NEW DELHI, INDIA, March 1995 (by Rajiv Malik): Note: Hinduism Today did a lengthy article on Kailash Satyarthi and his work nearly 20 years ago. Following is a summary. The full article can be accessed as “source” above. This was, btw, only the second article done for the magazine by our now long-time Indian correspondent, Rajiv Malik, one which required him to go undercover as he investigated companies using child labor.

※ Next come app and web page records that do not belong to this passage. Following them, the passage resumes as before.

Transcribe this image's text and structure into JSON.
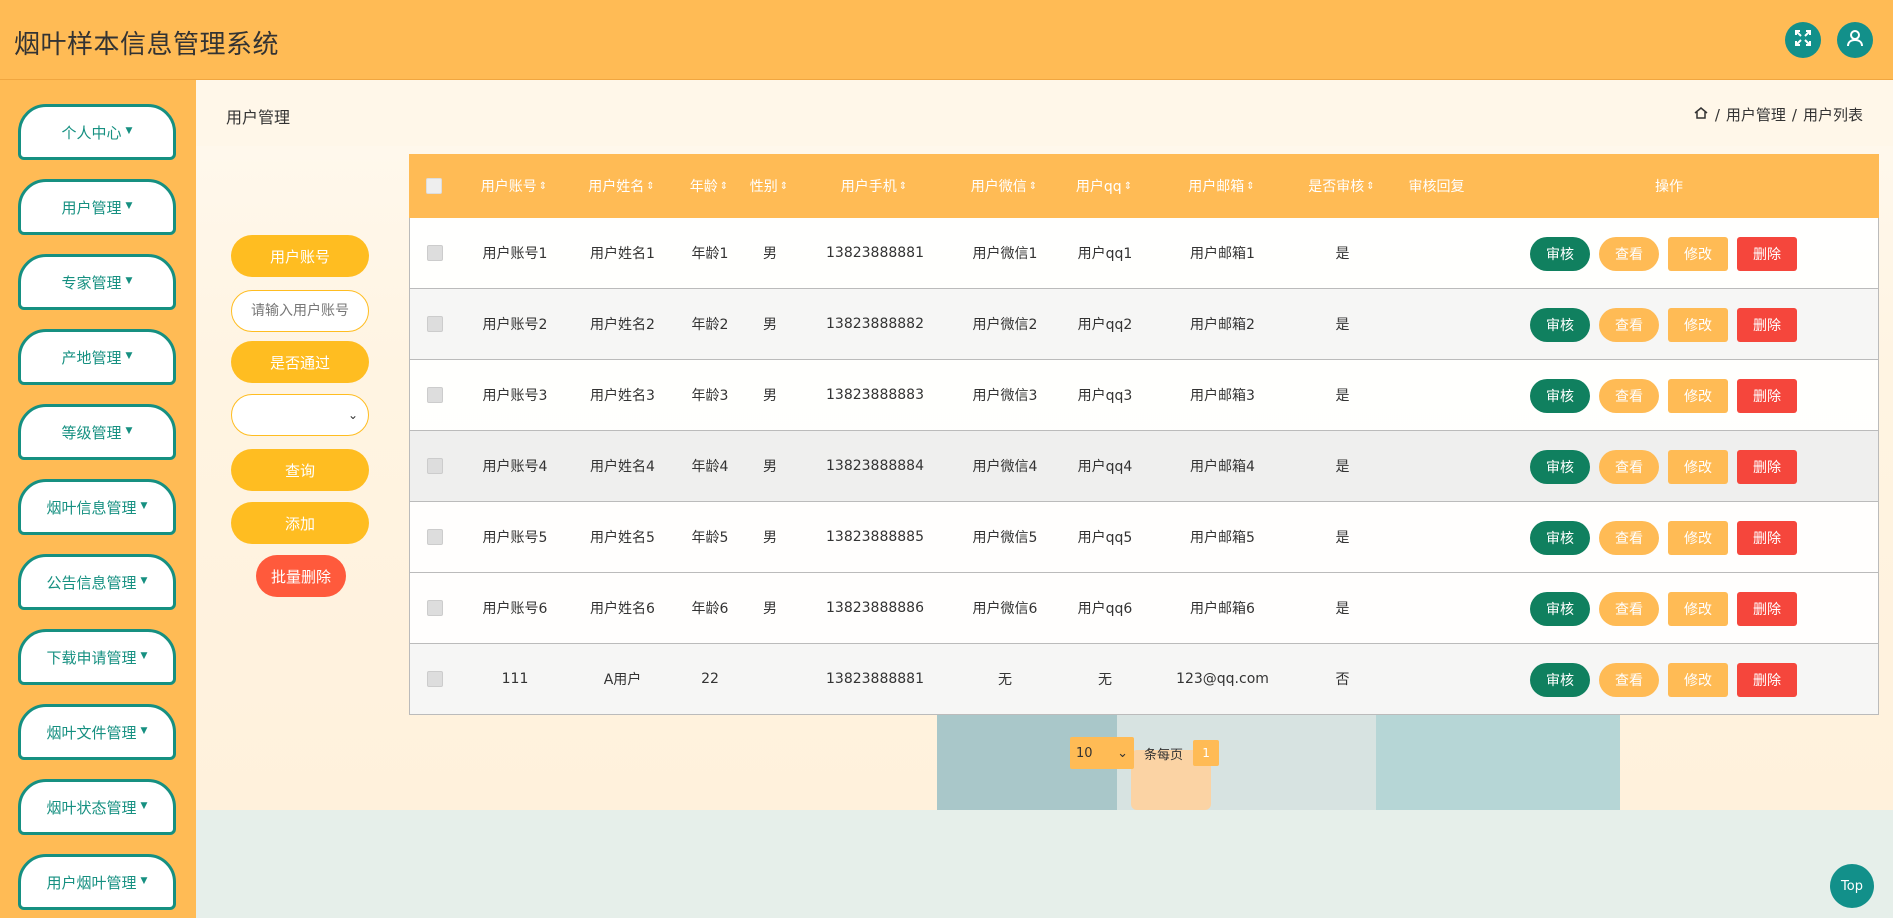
{
  "app": {
    "title": "烟叶样本信息管理系统"
  },
  "header": {
    "fullscreen_icon": "expand-icon",
    "user_icon": "user-icon",
    "accent": "#12908a",
    "bg": "#ffbb55"
  },
  "sidebar": {
    "items": [
      {
        "label": "个人中心"
      },
      {
        "label": "用户管理"
      },
      {
        "label": "专家管理"
      },
      {
        "label": "产地管理"
      },
      {
        "label": "等级管理"
      },
      {
        "label": "烟叶信息管理"
      },
      {
        "label": "公告信息管理"
      },
      {
        "label": "下载申请管理"
      },
      {
        "label": "烟叶文件管理"
      },
      {
        "label": "烟叶状态管理"
      },
      {
        "label": "用户烟叶管理"
      }
    ]
  },
  "page": {
    "title": "用户管理",
    "breadcrumb": [
      "用户管理",
      "用户列表"
    ],
    "breadcrumb_sep": "/"
  },
  "filter": {
    "account_label": "用户账号",
    "account_placeholder": "请输入用户账号",
    "passed_label": "是否通过",
    "passed_selected": "",
    "search_label": "查询",
    "add_label": "添加",
    "batch_delete_label": "批量删除"
  },
  "table": {
    "columns": [
      "用户账号",
      "用户姓名",
      "年龄",
      "性别",
      "用户手机",
      "用户微信",
      "用户qq",
      "用户邮箱",
      "是否审核",
      "审核回复",
      "操作"
    ],
    "sortable": [
      true,
      true,
      true,
      true,
      true,
      true,
      true,
      true,
      true,
      false,
      false
    ],
    "rows": [
      {
        "account": "用户账号1",
        "name": "用户姓名1",
        "age": "年龄1",
        "gender": "男",
        "phone": "13823888881",
        "wechat": "用户微信1",
        "qq": "用户qq1",
        "email": "用户邮箱1",
        "audited": "是",
        "reply": ""
      },
      {
        "account": "用户账号2",
        "name": "用户姓名2",
        "age": "年龄2",
        "gender": "男",
        "phone": "13823888882",
        "wechat": "用户微信2",
        "qq": "用户qq2",
        "email": "用户邮箱2",
        "audited": "是",
        "reply": ""
      },
      {
        "account": "用户账号3",
        "name": "用户姓名3",
        "age": "年龄3",
        "gender": "男",
        "phone": "13823888883",
        "wechat": "用户微信3",
        "qq": "用户qq3",
        "email": "用户邮箱3",
        "audited": "是",
        "reply": ""
      },
      {
        "account": "用户账号4",
        "name": "用户姓名4",
        "age": "年龄4",
        "gender": "男",
        "phone": "13823888884",
        "wechat": "用户微信4",
        "qq": "用户qq4",
        "email": "用户邮箱4",
        "audited": "是",
        "reply": ""
      },
      {
        "account": "用户账号5",
        "name": "用户姓名5",
        "age": "年龄5",
        "gender": "男",
        "phone": "13823888885",
        "wechat": "用户微信5",
        "qq": "用户qq5",
        "email": "用户邮箱5",
        "audited": "是",
        "reply": ""
      },
      {
        "account": "用户账号6",
        "name": "用户姓名6",
        "age": "年龄6",
        "gender": "男",
        "phone": "13823888886",
        "wechat": "用户微信6",
        "qq": "用户qq6",
        "email": "用户邮箱6",
        "audited": "是",
        "reply": ""
      },
      {
        "account": "111",
        "name": "A用户",
        "age": "22",
        "gender": "",
        "phone": "13823888881",
        "wechat": "无",
        "qq": "无",
        "email": "123@qq.com",
        "audited": "否",
        "reply": ""
      }
    ],
    "actions": {
      "audit": "审核",
      "view": "查看",
      "edit": "修改",
      "delete": "删除"
    }
  },
  "pagination": {
    "page_size": "10",
    "per_page_label": "条每页",
    "current_page": "1"
  },
  "back_to_top": "Top",
  "colors": {
    "primary": "#ffbb55",
    "yellow_btn": "#ffbd21",
    "teal": "#169081",
    "green_btn": "#10805f",
    "red_btn": "#f5463c"
  }
}
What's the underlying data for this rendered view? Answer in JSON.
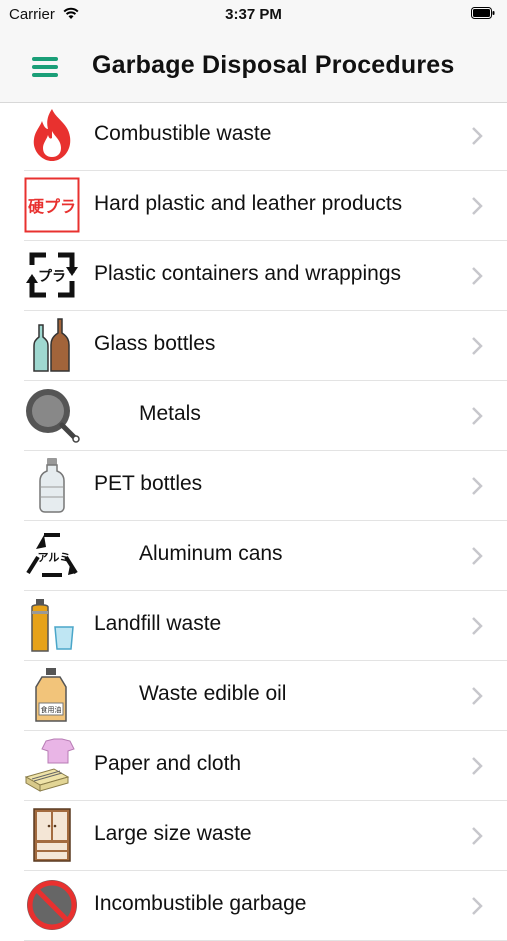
{
  "status": {
    "carrier": "Carrier",
    "time": "3:37 PM"
  },
  "nav": {
    "title": "Garbage Disposal Procedures",
    "menu_icon": "hamburger-menu-icon"
  },
  "icon_labels": {
    "hard_plastic": "硬プラ",
    "plastic_pkg": "プラ",
    "aluminum": "アルミ",
    "oil_label": "食用油"
  },
  "colors": {
    "accent": "#1a9f78",
    "fire": "#e8312f",
    "chevron": "#c7c7cc"
  },
  "items": [
    {
      "label": "Combustible waste",
      "icon": "flame-icon"
    },
    {
      "label": "Hard plastic and leather products",
      "icon": "hard-plastic-icon"
    },
    {
      "label": "Plastic containers and wrappings",
      "icon": "plastic-recycle-icon"
    },
    {
      "label": "Glass bottles",
      "icon": "glass-bottles-icon"
    },
    {
      "label": "Metals",
      "icon": "frying-pan-icon"
    },
    {
      "label": "PET bottles",
      "icon": "pet-bottle-icon"
    },
    {
      "label": "Aluminum cans",
      "icon": "aluminum-recycle-icon"
    },
    {
      "label": "Landfill waste",
      "icon": "spray-can-icon"
    },
    {
      "label": "Waste edible oil",
      "icon": "oil-bottle-icon"
    },
    {
      "label": "Paper and cloth",
      "icon": "paper-cloth-icon"
    },
    {
      "label": "Large size waste",
      "icon": "cabinet-icon"
    },
    {
      "label": "Incombustible garbage",
      "icon": "incombustible-icon"
    }
  ]
}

All the religions of the world unequivocally recognize children as the most marvelous of God’s creations. Yet the painful truth is that about 200 million children continue to languish in workplaces all over the globe. India alone accounts for a whopping 55 million-80% Hindus, and nearly all lower caste. The main industries employing children, some as young as four, are farming, stone quarries, construction, carpet weaving, glass making, match and fireworks, handloom, gem polishing and lock assembly. All are known to damage the health of children, causing lung, eye and skin diseases. Explosions in match and fireworks factories have killed and injured many. Such employment is in open violation of Article 32 of the UN Convention, “The Rights of the Child,” which protects children from work “likely to be hazardous or to interfere with the child’s education, or be harmful to the child’s physical, mental, spiritual, moral or social development.”
Kailash Satyarthi, Chairman of the South Asian Coalition on Child Servitude, is one of the leading activists struggling for the betterment of working children and the rescue and release of bonded child labor. According to him, a rough count of the number of working children below age 14 (the legal limit) in India is 110 to 120 million. However, half this number is classified as assisting their parents or relatives. The rest are children whose parents feel forced to put to work.
It was a first-hand experience that set Kailash Satyarthi on his life’s mission. “Near my house,” he relates, “there was a small shop of a shoemaker. I was young. All the children I knew went to school, except the shoemaker’s son. One day I approached the boy’s father and asked him why he was not sending his son to school. The cobbler explained to me that as he was poor he could not afford his son’s going to school. Now this incident touched me a lot. Somewhere in my heart I decided then and there that I was going to work for the betterment of such children who are deprived of their childhood due to poverty, illiteracy and other such reasons. I went on to become an electrical engineer, but I was dissatisfied. In 1980 I quit and dedicated myself fully to this mission-abolition of child labor from India.”